Do you remember art projects as a child that involved strips of newspaper and paste made from flour and water? The practice of the cartapesta (paper mache) has been an art form in Lecce, Italy for centuries.

Used as an inexpensive substitute for plaster, stone or wood, paper carvings were popular for church statues and embellishments. A multi-step process that is now duplicated by machines in competing countries, Lecce continues to celebrate skilled artists of cartapesta.

Yle Sambati ( arranged my private visit to meet maestro Baldari in his city labororatorio.

On a quiet street near the center of Lecce, I entered a stone gateway to a large open courtyard. The space was set up as a small assembly line where the entire family worked to produce the paper and the figurine or ornament that would become a family or church treasure.

My focus went to the large caldron of white material that resembled overcooked rice. Quickly I learned this mixture would turn into paper sheets via dipping a cascio, a wooden frame with a mesh center, into the gelatinous mixture. The cascio traps the fibers and a sheet of paper is formed. Each piece of paper is removed by hand and placed on a sheet of wool felt. Paper is alternated with felt until you have a stack. The stack is pressed in an ancient wood press to remove the remaining water. Drying on a clothes line is the final stage.

As I watched, Signora Baldari used the dried sheets of paper to quickly create a figurine with a flowing robe and a mantle (shawl); her fingers quickly folding and tucking paper to create the resulting angel. The paper is crafted around skeletons made from wire.

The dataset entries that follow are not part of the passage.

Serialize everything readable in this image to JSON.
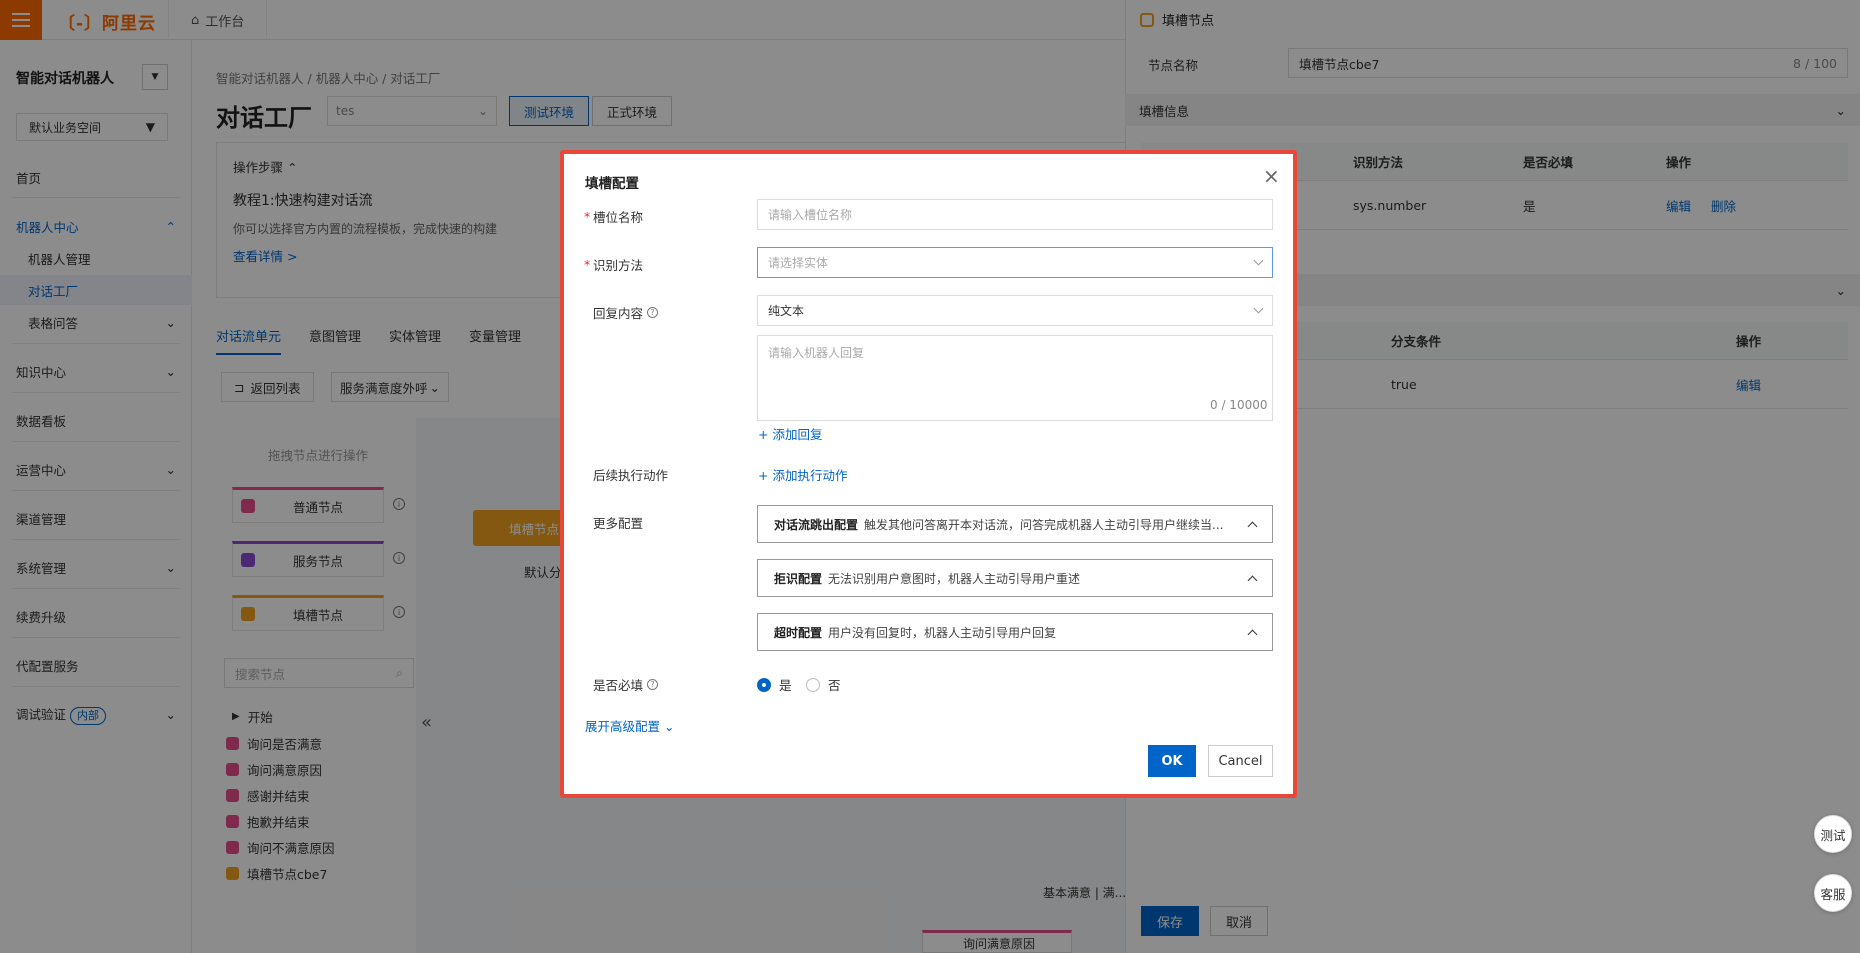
{
  "header": {
    "logo": "〔-〕阿里云",
    "worktab": "工作台"
  },
  "sidebar": {
    "title": "智能对话机器人",
    "workspace": "默认业务空间",
    "items": [
      "首页",
      "机器人中心",
      "机器人管理",
      "对话工厂",
      "表格问答",
      "知识中心",
      "数据看板",
      "运营中心",
      "渠道管理",
      "系统管理",
      "续费升级",
      "代配置服务",
      "调试验证"
    ],
    "badge": "内部"
  },
  "main": {
    "breadcrumb": [
      "智能对话机器人",
      "机器人中心",
      "对话工厂"
    ],
    "title": "对话工厂",
    "env_select": "tes",
    "env_test": "测试环境",
    "env_prod": "正式环境",
    "steps_title": "操作步骤",
    "tutorial_title": "教程1:快速构建对话流",
    "tutorial_desc": "你可以选择官方内置的流程模板，完成快速的构建",
    "tutorial_link": "查看详情 >",
    "tabs": [
      "对话流单元",
      "意图管理",
      "实体管理",
      "变量管理"
    ],
    "back_list": "返回列表",
    "flow_select": "服务满意度外呼",
    "palette_hint": "拖拽节点进行操作",
    "palette_nodes": [
      "普通节点",
      "服务节点",
      "填槽节点"
    ],
    "search_placeholder": "搜索节点",
    "tree": [
      "开始",
      "询问是否满意",
      "询问满意原因",
      "感谢并结束",
      "抱歉并结束",
      "询问不满意原因",
      "填槽节点cbe7"
    ],
    "canvas_node": "填槽节点",
    "canvas_text": "默认分",
    "canvas_label": "基本满意 | 满...",
    "canvas_bottom_node": "询问满意原因"
  },
  "right_panel": {
    "title": "填槽节点",
    "name_label": "节点名称",
    "name_value": "填槽节点cbe7",
    "name_count": "8 / 100",
    "section1": "填槽信息",
    "table1_headers": [
      "识别方法",
      "是否必填",
      "操作"
    ],
    "table1_row": [
      "sys.number",
      "是",
      "编辑",
      "删除"
    ],
    "table2_headers": [
      "分支条件",
      "操作"
    ],
    "table2_row": [
      "true",
      "编辑"
    ],
    "save": "保存",
    "cancel": "取消"
  },
  "float_buttons": [
    "测试",
    "客服"
  ],
  "modal": {
    "title": "填槽配置",
    "slot_name_label": "槽位名称",
    "slot_name_placeholder": "请输入槽位名称",
    "recognize_label": "识别方法",
    "recognize_placeholder": "请选择实体",
    "reply_label": "回复内容",
    "reply_type": "纯文本",
    "reply_placeholder": "请输入机器人回复",
    "reply_count": "0 / 10000",
    "add_reply": "+ 添加回复",
    "followup_label": "后续执行动作",
    "add_action": "+ 添加执行动作",
    "more_label": "更多配置",
    "configs": [
      {
        "name": "对话流跳出配置",
        "desc": "触发其他问答离开本对话流，问答完成机器人主动引导用户继续当..."
      },
      {
        "name": "拒识配置",
        "desc": "无法识别用户意图时，机器人主动引导用户重述"
      },
      {
        "name": "超时配置",
        "desc": "用户没有回复时，机器人主动引导用户回复"
      }
    ],
    "required_label": "是否必填",
    "yes": "是",
    "no": "否",
    "advanced": "展开高级配置",
    "ok": "OK",
    "cancel": "Cancel"
  },
  "colors": {
    "accent": "#0064c8",
    "brand": "#ff6a00",
    "modal_border": "#e8473a"
  }
}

Ceramic heads, faces and hands can be used with the wire framework.

Iron rods of different sizes (similar to a curling iron) are heated in a brazier. Once glowing, the rods are used to shape, color and burn the paper clothing. Each figurine will be unique once painted and finished, resulting in a piece of art that is the perfect souvenir to bring home from Italy.

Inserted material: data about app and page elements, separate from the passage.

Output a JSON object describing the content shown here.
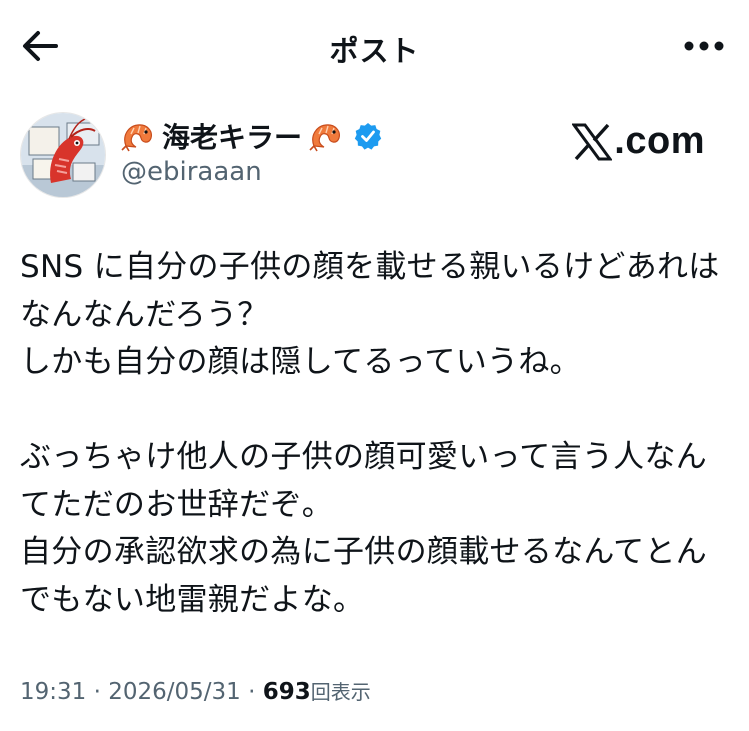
{
  "header": {
    "title": "ポスト",
    "back_icon": "arrow-left-icon",
    "more_icon": "more-horizontal-icon"
  },
  "author": {
    "display_name": "海老キラー",
    "handle": "@ebiraaan",
    "verified": true,
    "verified_color": "#1d9bf0",
    "name_emoji": "shrimp-icon"
  },
  "watermark": {
    "text": ".com",
    "logo": "x-logo-icon"
  },
  "tweet": {
    "text": "SNS に自分の子供の顔を載せる親いるけどあれはなんなんだろう？\nしかも自分の顔は隠してるっていうね。\n\nぶっちゃけ他人の子供の顔可愛いって言う人なんてただのお世辞だぞ。\n自分の承認欲求の為に子供の顔載せるなんてとんでもない地雷親だよな。",
    "time": "19:31",
    "separator": "·",
    "date": "2026/05/31",
    "views_count": "693",
    "views_label": "回表示"
  },
  "colors": {
    "text": "#0f1419",
    "secondary": "#536471",
    "accent": "#1d9bf0"
  }
}
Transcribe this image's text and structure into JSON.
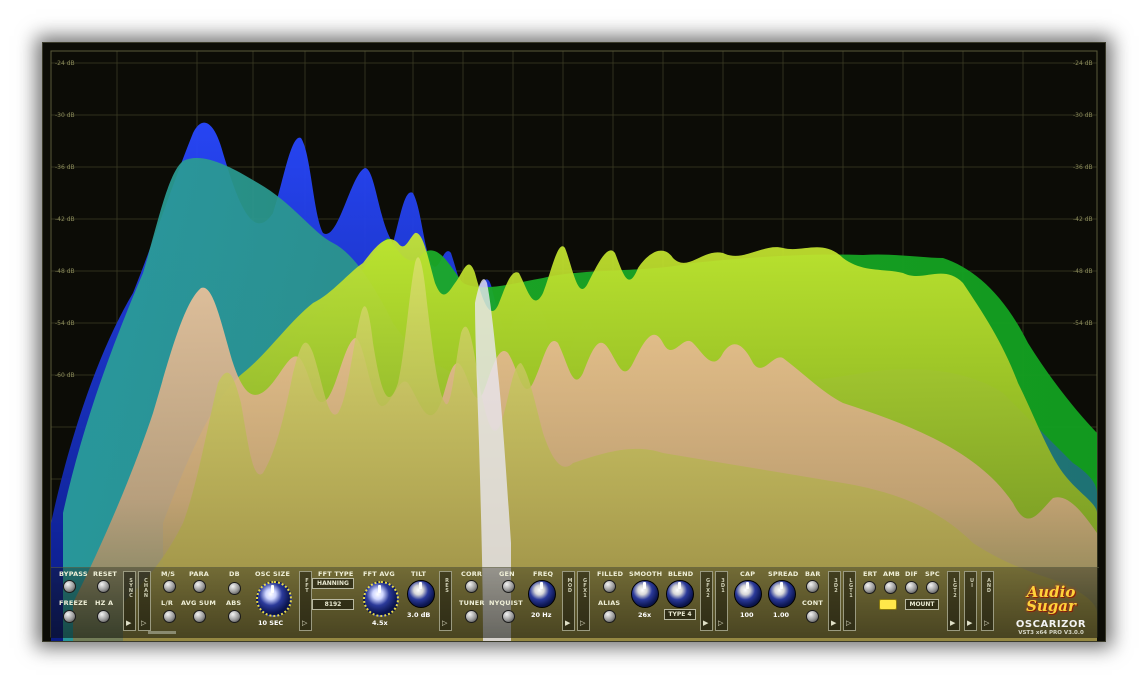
{
  "app": {
    "name": "OSCARIZOR",
    "version": "VST3 x64 PRO V3.0.0",
    "brand": "Audio Sugar"
  },
  "db_labels": [
    "-24 dB",
    "-30 dB",
    "-36 dB",
    "-42 dB",
    "-48 dB",
    "-54 dB",
    "-60 dB"
  ],
  "controls": {
    "bypass": "BYPASS",
    "reset": "RESET",
    "freeze": "FREEZE",
    "hz_a": "HZ A",
    "sync_tab": "SYNC",
    "chan_tab": "CHAN",
    "ms": "M/S",
    "lr": "L/R",
    "para": "PARA",
    "avg_sum": "AVG SUM",
    "db": "DB",
    "abs": "ABS",
    "osc_size_label": "OSC SIZE",
    "osc_size_value": "10 SEC",
    "fft_tab": "FFT",
    "fft_type_label": "FFT TYPE",
    "fft_type_value": "HANNING",
    "fft_size_value": "8192",
    "fft_avg_label": "FFT AVG",
    "fft_avg_value": "4.5x",
    "tilt_label": "TILT",
    "tilt_value": "3.0 dB",
    "res_tab": "RES",
    "corr": "CORR",
    "tuner": "TUNER",
    "gen": "GEN",
    "nyquist": "NYQUIST",
    "freq_label": "FREQ",
    "freq_value": "20 Hz",
    "mod_tab": "MOD",
    "gfx1_tab": "GFX1",
    "filled": "FILLED",
    "alias": "ALIAS",
    "smooth_label": "SMOOTH",
    "smooth_value": "26x",
    "blend_label": "BLEND",
    "blend_value": "TYPE 4",
    "gfx2_tab": "GFX2",
    "gfx3d1_tab": "3D1",
    "cap_label": "CAP",
    "cap_value": "100",
    "spread_label": "SPREAD",
    "spread_value": "1.00",
    "bar": "BAR",
    "cont": "CONT",
    "gfx3d2_tab": "3D2",
    "lgt1_tab": "LGT1",
    "ert": "ERT",
    "amb": "AMB",
    "dif": "DIF",
    "spc": "SPC",
    "mount": "MOUNT",
    "lgt2_tab": "LGT2",
    "ui_tab": "UI",
    "and_tab": "AND"
  },
  "colors": {
    "blue": "#1f3ee0",
    "teal": "#1f9e8a",
    "green": "#21b22a",
    "lime": "#b8e02a",
    "peach": "#e8b48a"
  }
}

Maestro Baldari has passed on his skill to his son so the tradition will continue. His son told me there is a lot of competition from other markets, but the Baldari creations are in demand from foreign buyers who appreciate the skills and beauty of handmade art. I only hope the younger generation of Italians continues to accept their place in family businesses so that we may all enjoy the treasures of Italian hand-crafted products.